I’m writing to tell you a little about Education for Ministry (EfM), a course of study and inspiration. But really, there are two parts to the experience of EfM, the facts, so to speak, and the feelings. So, let me start with the facts.
The Book of Common Prayer’s Outline of the Faith includes the question, “Who are the ministers of the Church?” And the answer says, “The ministers of the church are lay persons, bishops, priests and deacons.”
EfM is about becoming the lay person the Book of Common Prayer talks about, the foundation of this church.
EfM is offered in Episcopal churches around the country. The course is offered in a small group setting (6-12), with one or two Mentors, and takes place from September to June each year. The course covers four school year schedules, however, the registration commitment is one year at a time.
You may hear that EfM is Bible study, and for those of you who attended Bible study as children, you may say to yourself, “Oh, I’ve done that already” or maybe even, ” No, not that again!”
We do read the Bible; in the first year, the Hebrew Scriptures (Old Testament) and in the second, the Christian Scriptures (New Testament). However, we don’t study the Bible as a rigid, finger pointing, destructive set of books.
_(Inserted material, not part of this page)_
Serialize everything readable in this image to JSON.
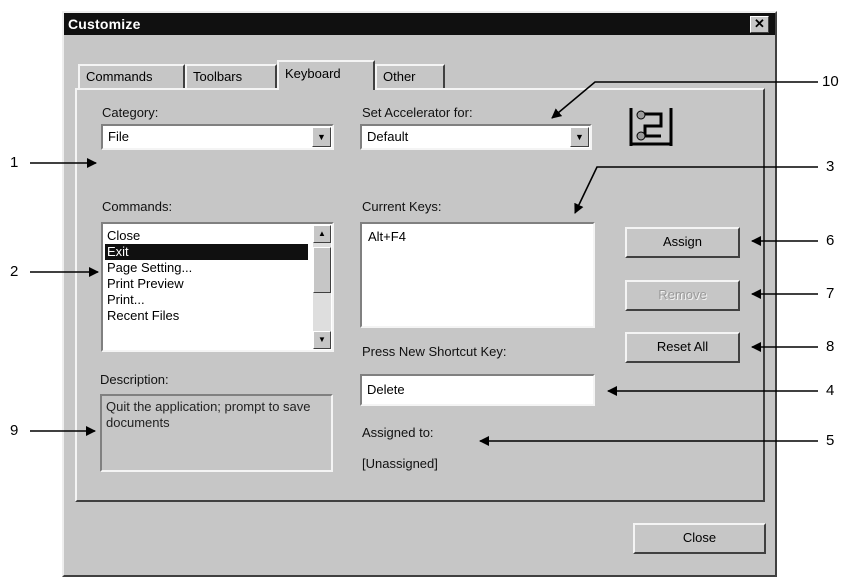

Instead we read and discuss it as a living set of documents with messages primarily of love and peace for our lives.
Our own reactions, thoughts and feelings about the scriptures are the basis for our small group discussion. (Note: there are no tests.)
After the first two years, we study Christian history and ethics.
We read and reflect in between classes, and perhaps most important, we develop close relationships with our group members. We look into ourselves, we struggle to find meaning in the chaos of today (in part by looking at the biblical lessons of the past) and, perhaps most important, we come to know more clearly the gifts we’ve been given and how we want to use them for others, and for our church.
Now, for the feeling part. I had absolutely no idea what to expect when I began EfM. It was perhaps the first time in my life I didn’t have expectations of something I embarked on. Had anyone told me a few years prior that I would take a course such as this, I would have said, “no way.” How happy I am that I said, “yes!”
I joined with a group of believers in Jesus who wanted to make a better community, a better world. In short, we strove, and strive, to walk Jesus’ path, to reach out to everyone, no exceptions. We wrote spiritual autobiographies every year and shared them with each other, an inspiring and bonding experience like few others.
Our mentor facilitated our discussions with grace and care for each individual’s progress in their spiritual journey. This was a safe place to learn, take risks by sharing, and grow in our love of God.
I graduated two years ago, and I find my spiritual journey is stronger than ever before in my life. I now feel God’s unfailing love for me in a way I never did before. And there is so much more to learn!
Perhaps most important of all, through the EfM journey I fell in love with God. My gratitude abounds, so I volunteer at my church and in the larger community, and my love for God grows deeper. Prayer is a special part of each day, mostly prayers of gratitude for God’s love and my love for God. EfM taught me to follow Jesus’ way, not as an abstract, but as a conscious decision every day. And I’m filled with joy.
Do consider EfM for yourself…dip a toe into the river and try out the cool, life-giving water, one of God’s many gifts. Take a chance…you too may fall in love with God.
I’m writing to tell you a little about EfM, a course of study and inspiration. But really, there are two parts to the experience of EfM, the facts, so to speak, and the feelings. So, let me start with the facts. The Book of Common Prayer’s Outline of the Faith includes the question, “Who are […]
We’ve reached the point where the US is relaxing its COVID-19 precautions. That cases have fallen to the point that this is possible is incredibly good news, the answer to prayer, and a source of great joy. However, I am also seeing a spike in anxiety in my outpatient psychiatric practice. As I recently heard […]
“Will you continue in the apostles’ teaching and fellowship, in the breaking of bread, and in the prayers” (Baptismal Covenant, BCP 304). Every baptized Christian is called to ministry. What is yours? Education for Ministry (EfM) is a program of the School of Theology at the University of the South (Sewanee) that provides the foundational […]